Treatment using the Schroth Method will begin by elongation of the entire trunk, including all three blocks. We then ensure the pelvis is in correct alignment in all 3 planes, frontal, sagittal, and transverse (side to side, front and back, and rotation). Once the person is in the best alignment they begin to increase the ribcage expansion into the collapsed areas, mainly, the collapsed chest area. This ribcage expansion correlates with breath work and internal pressure to attempt to realign all 3 blocks. The treatment can progress to stretching the tight muscles and strengthening the weak muscles, but always maintaining the maximum amount of internal pressure and correct body alignment.
Surgical options are available for Pectus Excavatum. The goal for surgery is to relieve pressure on the heart and lungs as well as addressing the appearance of the chest wall.
For more information on Schroth Physical Therapy for pectus excavatum please contact www.ScoliosisPTJax.com or call (904) 372-3161.
- Massery M. Multisystem clinical implications of impaired breathing mechanics and postural control In :Frownfelter D, Dean E, eds. Cardiovascular and Pulmonary Physical Therapy: Evidence for practice: 5 ed. St. Lours, MO: Elsevier-Mosby: 2012:633-653
- Schreiber S, Parent EC, Moez EK, et al “The effect of Schroth exercises added to the standard of care on the quality of life and muscle endurance in adolescents with idiopathic scoliosis-an assessor and statistician blinded randomized controlled trial: SOSORT 2015 Award Winner”. Scoliosis 2015:10:24
- Pectus excavatum.
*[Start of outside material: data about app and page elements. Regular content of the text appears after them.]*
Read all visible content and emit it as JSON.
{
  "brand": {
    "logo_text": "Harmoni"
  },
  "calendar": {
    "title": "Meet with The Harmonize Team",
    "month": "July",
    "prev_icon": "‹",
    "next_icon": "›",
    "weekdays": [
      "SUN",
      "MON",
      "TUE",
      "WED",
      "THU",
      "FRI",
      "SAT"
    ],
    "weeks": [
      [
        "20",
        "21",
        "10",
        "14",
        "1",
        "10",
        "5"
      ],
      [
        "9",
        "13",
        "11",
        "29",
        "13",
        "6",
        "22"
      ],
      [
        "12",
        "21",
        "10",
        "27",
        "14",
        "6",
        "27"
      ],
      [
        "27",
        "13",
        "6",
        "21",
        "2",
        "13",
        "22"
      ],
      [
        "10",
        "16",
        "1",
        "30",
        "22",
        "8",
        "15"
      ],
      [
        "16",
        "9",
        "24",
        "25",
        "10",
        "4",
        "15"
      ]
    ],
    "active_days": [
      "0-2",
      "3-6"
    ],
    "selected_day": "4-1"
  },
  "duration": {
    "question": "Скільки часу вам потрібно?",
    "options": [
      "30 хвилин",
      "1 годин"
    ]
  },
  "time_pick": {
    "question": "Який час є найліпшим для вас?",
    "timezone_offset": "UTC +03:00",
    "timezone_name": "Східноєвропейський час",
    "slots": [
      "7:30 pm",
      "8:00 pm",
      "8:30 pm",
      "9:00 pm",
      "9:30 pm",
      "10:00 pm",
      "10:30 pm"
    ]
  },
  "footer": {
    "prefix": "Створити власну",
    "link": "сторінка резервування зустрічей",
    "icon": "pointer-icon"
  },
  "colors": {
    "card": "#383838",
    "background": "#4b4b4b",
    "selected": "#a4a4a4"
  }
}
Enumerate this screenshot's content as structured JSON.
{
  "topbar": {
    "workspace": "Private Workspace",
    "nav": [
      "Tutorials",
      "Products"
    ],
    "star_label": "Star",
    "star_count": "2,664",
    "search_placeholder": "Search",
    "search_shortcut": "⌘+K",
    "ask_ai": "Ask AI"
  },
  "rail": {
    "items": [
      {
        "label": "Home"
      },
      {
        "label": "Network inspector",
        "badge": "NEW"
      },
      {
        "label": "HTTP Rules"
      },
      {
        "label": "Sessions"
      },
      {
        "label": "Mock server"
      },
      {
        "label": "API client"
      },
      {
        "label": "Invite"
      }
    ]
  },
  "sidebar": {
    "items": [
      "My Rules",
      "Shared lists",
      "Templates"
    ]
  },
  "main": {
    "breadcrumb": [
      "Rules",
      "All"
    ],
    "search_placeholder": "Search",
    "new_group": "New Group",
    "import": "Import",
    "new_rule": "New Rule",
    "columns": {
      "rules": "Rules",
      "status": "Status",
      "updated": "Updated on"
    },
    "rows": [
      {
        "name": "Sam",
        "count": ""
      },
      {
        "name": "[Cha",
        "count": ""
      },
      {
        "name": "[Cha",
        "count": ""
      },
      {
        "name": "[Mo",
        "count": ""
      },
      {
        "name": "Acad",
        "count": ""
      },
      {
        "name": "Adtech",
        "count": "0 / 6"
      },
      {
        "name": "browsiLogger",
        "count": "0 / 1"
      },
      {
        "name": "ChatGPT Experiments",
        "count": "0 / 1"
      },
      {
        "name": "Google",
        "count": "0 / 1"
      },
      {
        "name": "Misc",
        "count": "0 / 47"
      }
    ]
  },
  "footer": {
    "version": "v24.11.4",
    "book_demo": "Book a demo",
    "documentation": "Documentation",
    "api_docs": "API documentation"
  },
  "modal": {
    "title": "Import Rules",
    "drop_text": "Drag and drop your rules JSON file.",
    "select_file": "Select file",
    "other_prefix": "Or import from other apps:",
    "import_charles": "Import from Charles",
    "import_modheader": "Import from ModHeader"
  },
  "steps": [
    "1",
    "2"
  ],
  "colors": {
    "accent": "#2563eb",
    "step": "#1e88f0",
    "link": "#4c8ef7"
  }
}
Mayo Clinic, https://mayoclinic.org?diseases-conditions/pectus-excavatum/symptoms-causes/syc-20355483. Published October 13, 2018.